They both use scissors, combs and brushes on their clients. And after a thorough shampooing and conditioning, the patrons of this unique father-daughter grooming duo proudly exit their respective salons, each one perfectly styled and coiffed.
But Michael Scrogham — the dad — and Emily Young — the daughter — do not work in the same building.

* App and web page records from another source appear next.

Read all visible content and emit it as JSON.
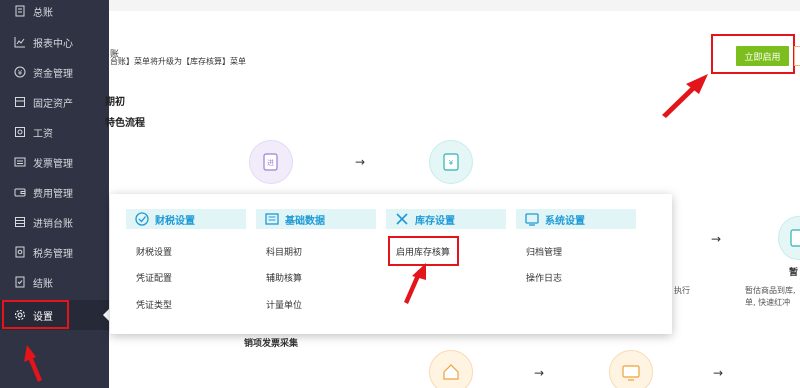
{
  "sidebar": {
    "items": [
      {
        "label": "总账",
        "icon": "ledger-icon"
      },
      {
        "label": "报表中心",
        "icon": "chart-icon"
      },
      {
        "label": "资金管理",
        "icon": "money-icon"
      },
      {
        "label": "固定资产",
        "icon": "asset-icon"
      },
      {
        "label": "工资",
        "icon": "salary-icon"
      },
      {
        "label": "发票管理",
        "icon": "invoice-icon"
      },
      {
        "label": "费用管理",
        "icon": "wallet-icon"
      },
      {
        "label": "进销台账",
        "icon": "inventory-icon"
      },
      {
        "label": "税务管理",
        "icon": "tax-icon"
      },
      {
        "label": "结账",
        "icon": "checkout-icon"
      },
      {
        "label": "设置",
        "icon": "gear-icon"
      }
    ]
  },
  "notice": {
    "text": "台账】菜单将升级为【库存核算】菜单",
    "edge_char": "账"
  },
  "enable_button": {
    "label": "立即启用"
  },
  "flow": {
    "heading1": "期初",
    "heading2": "特色流程",
    "arrow": "→",
    "snippet_tax": "执行",
    "snippet_right1": "暂",
    "snippet_right2": "暂估商品到库,",
    "snippet_right3": "单, 快速红冲",
    "snippet_sales": "销项发票采集"
  },
  "popup": {
    "columns": [
      {
        "title": "财税设置",
        "icon": "tax-settings-icon",
        "items": [
          "财税设置",
          "凭证配置",
          "凭证类型"
        ]
      },
      {
        "title": "基础数据",
        "icon": "basic-data-icon",
        "items": [
          "科目期初",
          "辅助核算",
          "计量单位"
        ]
      },
      {
        "title": "库存设置",
        "icon": "tools-icon",
        "items": [
          "启用库存核算"
        ]
      },
      {
        "title": "系统设置",
        "icon": "system-icon",
        "items": [
          "归档管理",
          "操作日志"
        ]
      }
    ]
  }
}
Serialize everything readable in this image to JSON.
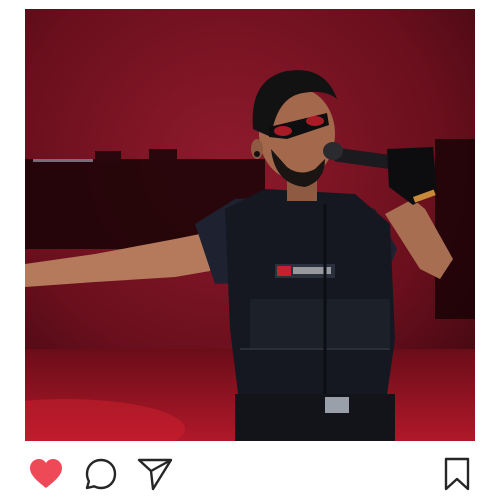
{
  "post": {
    "photo": {
      "subject": "performer-on-stage",
      "background_color": "#7a1220"
    },
    "actions": {
      "like": {
        "icon": "heart-icon",
        "state": "liked",
        "color": "#ed4956"
      },
      "comment": {
        "icon": "comment-icon",
        "color": "#262626"
      },
      "share": {
        "icon": "send-icon",
        "color": "#262626"
      },
      "save": {
        "icon": "bookmark-icon",
        "color": "#262626"
      }
    }
  }
}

Neither do the longtime Fort Wayne residents' clients, um, have the same number of legs.
Scrogham enjoys his human clients at Grate Lengths Hair & Nail Artistry, while Young delights in her canine and feline patrons at Miss Emily's Pet Salon.

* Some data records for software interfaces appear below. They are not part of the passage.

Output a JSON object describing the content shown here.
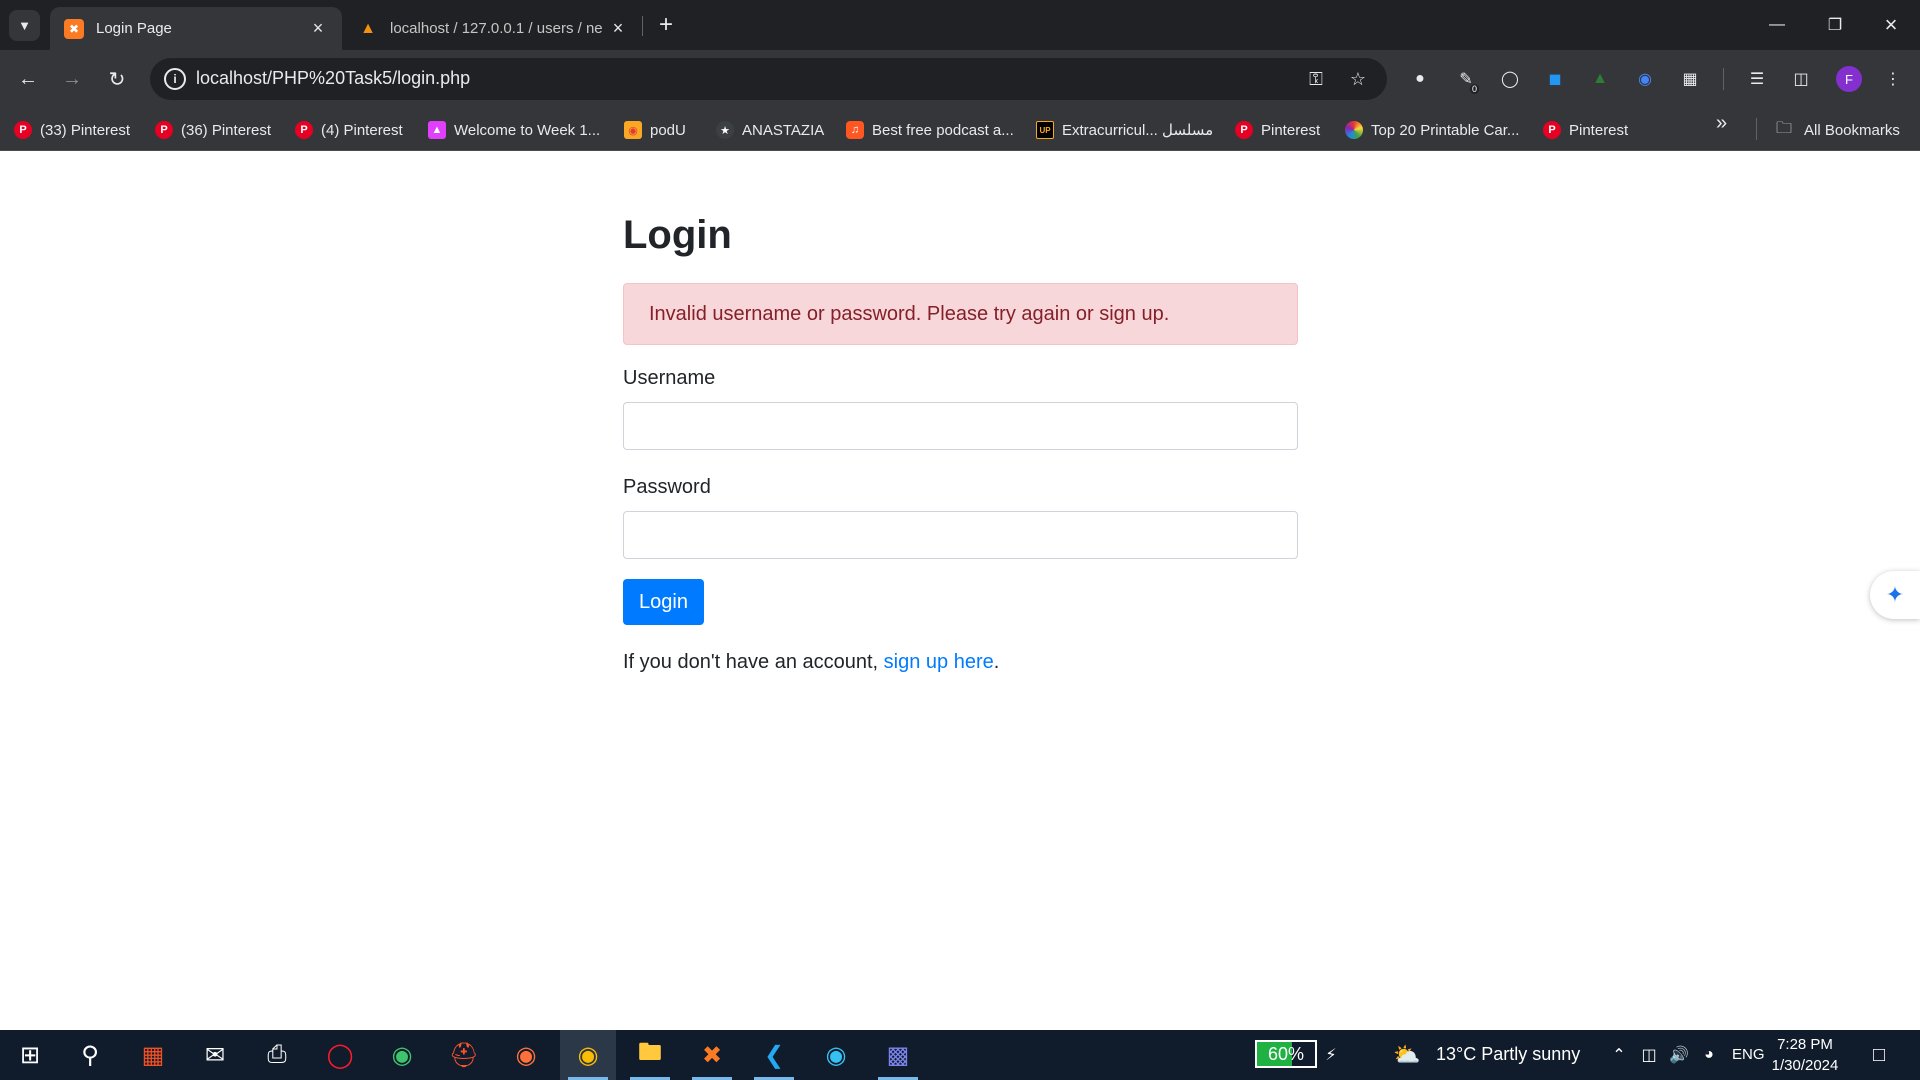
{
  "browser": {
    "tabs": [
      {
        "title": "Login Page",
        "active": true
      },
      {
        "title": "localhost / 127.0.0.1 / users / ne",
        "active": false
      }
    ],
    "new_tab": "+",
    "address": "localhost/PHP%20Task5/login.php",
    "profile_initial": "F",
    "extension_badge": "0"
  },
  "bookmarks": [
    {
      "label": "(33) Pinterest",
      "icon": "pinterest-icon",
      "color": "#e60023"
    },
    {
      "label": "(36) Pinterest",
      "icon": "pinterest-icon",
      "color": "#e60023"
    },
    {
      "label": "(4) Pinterest",
      "icon": "pinterest-icon",
      "color": "#e60023"
    },
    {
      "label": "Welcome to Week 1...",
      "icon": "course-icon",
      "color": "#e040fb"
    },
    {
      "label": "podU",
      "icon": "podu-icon",
      "color": "#f9a825"
    },
    {
      "label": "ANASTAZIA",
      "icon": "star-icon",
      "color": "#3c4043"
    },
    {
      "label": "Best free podcast a...",
      "icon": "podcast-icon",
      "color": "#ff5722"
    },
    {
      "label": "Extracurricul... مسلسل",
      "icon": "up-icon",
      "color": "#000000"
    },
    {
      "label": "Pinterest",
      "icon": "pinterest-icon",
      "color": "#e60023"
    },
    {
      "label": "Top 20 Printable Car...",
      "icon": "colorful-icon",
      "color": "#7b1fa2"
    },
    {
      "label": "Pinterest",
      "icon": "pinterest-icon",
      "color": "#e60023"
    }
  ],
  "all_bookmarks": "All Bookmarks",
  "page": {
    "heading": "Login",
    "alert": "Invalid username or password. Please try again or sign up.",
    "username_label": "Username",
    "username_value": "",
    "password_label": "Password",
    "password_value": "",
    "login_button": "Login",
    "signup_prefix": "If you don't have an account, ",
    "signup_link": "sign up here",
    "signup_suffix": "."
  },
  "taskbar": {
    "battery_percent": "60%",
    "battery_level": 60,
    "weather": "13°C  Partly sunny",
    "language": "ENG",
    "time": "7:28 PM",
    "date": "1/30/2024"
  },
  "colors": {
    "primary": "#007bff",
    "alert_bg": "#f8d7da",
    "alert_text": "#842029"
  }
}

An independent contractor who rents salon space, Scrogham's first career choice was to be a teacher.
“According to my high school guidance counselor, however, I would not be likely to find a job upon graduating because of the glut of teachers back then,” said Scrogham, a hairdresser / hair colorist and part-time color educator for Framesi. “I took a couple semesters of accounting thinking that might be my life's calling, only to discover that it wasn't.”

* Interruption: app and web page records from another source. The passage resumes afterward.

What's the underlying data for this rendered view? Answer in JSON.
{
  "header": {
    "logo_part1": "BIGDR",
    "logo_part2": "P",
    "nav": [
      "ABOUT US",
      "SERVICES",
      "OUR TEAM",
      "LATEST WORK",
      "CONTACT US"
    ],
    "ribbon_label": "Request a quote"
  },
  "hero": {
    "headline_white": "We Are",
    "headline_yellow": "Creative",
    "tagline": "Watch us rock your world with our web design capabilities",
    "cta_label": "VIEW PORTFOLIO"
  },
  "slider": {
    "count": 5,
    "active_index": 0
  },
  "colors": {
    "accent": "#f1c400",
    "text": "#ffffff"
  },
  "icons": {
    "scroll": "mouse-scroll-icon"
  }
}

“I had started working for Maloley's grocery store when I was 16 years old and worked there through high school, and the two semesters at International Business College,” he said. “I turned full time for a year after IBC and decided I needed something a little more gratifying than stocking shelves, so my hairdresser, Nancy, who was cutting my hair, suggested that I try hairdressing — and here I am, nearly 36 years later, and still loving it!”
According to Carolyn Grate, Scrogham's presence has added value to her business.
“Having Michael in our salon has truly made it more joyful,” said Grate, who co-owns the salon with her hairdresser husband, Glen.
“He always has a smile and kind words for our guests,” she said. “Michael's mischief can get him into trouble with the 'girls' now and then; however, his professionalism and talent as a hair designer are second to none.”
Young, a passionate animal lover since age 5, grew up with Cagney and Lacey, two golden retrievers. Now the owner of two female pit bulls, Maze and Ayla, she dedicates her time to the critters that patronize the salon.
“Most of my clients are dogs and cats, but I also have done nail trims on rabbits and guinea pigs,” said Young, who previously worked at a veterinarian's office.
“My mother, Penny Swope, and I are the only employees as of right now, but we are currently looking for another groomer,” she said. “We just have to make sure we find someone who is going to give the customers' pets the same loving treatment we strive to have in our business.
“I'm usually not able to take walk-ins because I offer a hands-on, limited-stress grooming; I don't use any kennels or kennel dryers – just hand-held velocity dryers,” she said. “All appointments are made ahead of time, and the animals picked up as soon as they are done. My appointments book up about one to two weeks out.”
The Bishop Dwenger graduate, whose spa opened last August, has been grooming dogs since 2004. Her father's human grooming didn't influence her career choice.
Are there any special challenges when pet grooming?
“Cats, usually they prefer to lie down, so sometimes you have to roll them from one side to the other to complete the grooming,” said Young, who offers a full-service experience for her four-legged clientele, including ear cleaning, massages, brushing teeth and gland expression.
Because her sister “highly recommended” Scrogham as a stylist, Barb Slyford has been a “very satisfied” patron of his for more than 20 years. Two years ago, she began taking her yellow lab to Young at Scrogham's referral.
“I needed a groomer who would be able to take care of an elderly canine that could not be caged,” said Slyford, “and Emily is so caring toward my dog that I truly cannot say enough about her.”
Both Scrogham and Young get tremendous satisfaction from their customers, according to the former.
“The highest compliment for me is repeat clients and their referrals of family members and friends,” said Scrogham, “and I have some clients who have been with me throughout my whole career. That is a huge compliment.”
The majority of Young's customers also come from word of mouth, but she additionally gets many patrons who are driving by and notice her sign.
“I treat my four-legged customers just like they are my own, and especially enjoy it when they are excited to see me and can't wait to give me kisses!” said Young, laughing.
“We both love our clients,” said Scrogham, “and while I have verbal contact with my guests, Emily has wagging tails and happy eyes. She's very good at her business, and I hope people think that I am good at what I do.
“However, the difference between Emily and me is that my clients rarely scratch or bite,” he joked.